If your baby has RSV, take steps to keep them comfortable during illness :
- Clear congestion: For babies who are too young to blow their nose, you can use a nasal suction device to help clear congestion (see tips for nasal suctioning)
- Focus on hydration: Make sure your child stays hydrated. When children work hard to breathe, it is harder for them to drink and keep up with their fluid needs.
- Keep air moist: Avoid dry air, which can dry out mucus. If needed, try a cool mist humidifier or run a steamy shower or bath to moisten the air in the room. If using a humidifier, take care to clean it so mold does not grow.
- Relieve pain, if needed: If your child has a fever, you can treat with age-appropriate medication, such as infant acetaminophen (Children's Tylenol) or infant ibuprofen (Children's Motrin). Check the label or call your pediatrician for the correct dosage for your child. Ibuprofen is not safe for infants under 6 months of age.
Over-the-counter remedies, including cough medicine and decongestants, are not recommended for infants due to evidence that they can cause more harm than good. Your doctor may also use a breathing treatment, including albuterol or a steroid, to help open the airways; however, there is no evidence that these types of treatments are helpful to most children with RSV.
"The current recommendation is that if you have a child with a strong family history of asthma or the child has had wheezing in the past, you may try a breathing treatment and then re-assess the situation," explains Dr. Gelfand. "However, breathing treatments are not needed for the majority of babies with RSV."
In some serious cases, an infant with RSV may need to be hospitalized and put on oxygen, or even transferred to the intensive care unit (ICU) to use a ventilator to help support their breathing.
How to prevent RSV in infants
In 2023, the U.S. Food and Drug Administration (FDA) approved a new medicine called Beyfortus (also called nirsevimab) to prevent RSV in infants. This RSV antibody shot is recommended for all babies up to 8-months-old and for some older babies who are increased risk of severe illness.
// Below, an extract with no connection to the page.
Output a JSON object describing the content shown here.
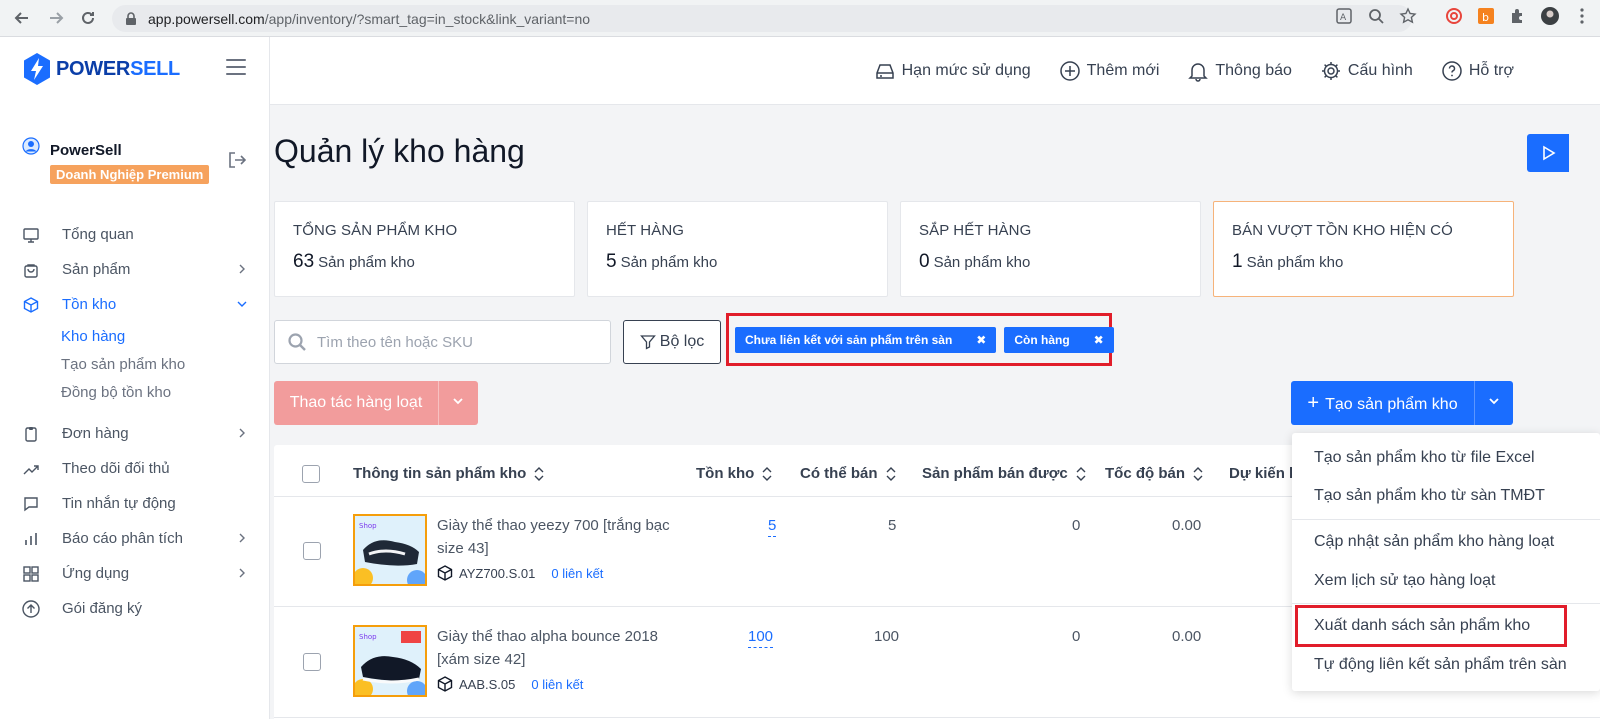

“This is the first widely available prevention for RSV and it's a huge advance,” Dr. Gelfand says. “It decreases the risk of hospitalization for babies with RSV by 70% and reduces the need for intensive care by 90%. It's also very safe with the only side effect being mild pain or redness at the injection site.”
The new RSV prevention shot will be added to the list of recommended immunizations for all babies and should be widely covered by insurance. The shot is recommended before your baby's first RSV season, which is typically from November through March. If your baby is born during RSV season, the shot is recommended during the baby's first week of life.
A dose is also recommended for babies from 8-19 months who are at increased risk of severe RSV disease as they enter their second RSV season. This includes babies with:
- Chronic lung disease
- Cyanotic heart disease, a group of heart diseases a child is born with which includes Tetralogy of Fallot, total anomalous pulmonary venous return and transposition of the great arteries
- Immune deficiencies
- Neuromuscular weakness
Nirsevimab should be available fall 2023. "Ask your pediatrician about the shot in September or October," Dr. Gelfand says. "We're recommending this to all babies, and especially those with a family history of RSV or asthma, because there's a link between an early RSV infection and asthma and recurrent wheezing later in life."
In addition to this new shot, you can help prevent RSV in children by minimizing your child's risk of exposure. You can do this by:
- Keeping your baby away from people who are sick
- Frequent hand washing
- Avoiding large public gatherings during RSV season, especially places with lots of children
- Keeping your child at home if they are sick to avoid spreading RSV and other illnesses
If you have questions about the new RSV prevention shot and ways to keep your baby healthy, ask your pediatrician for more information.
Respiratory syncytial virus (RSV) can be dangerous in infants. @Childrens explains how to tell if your infant has the virus and what to do.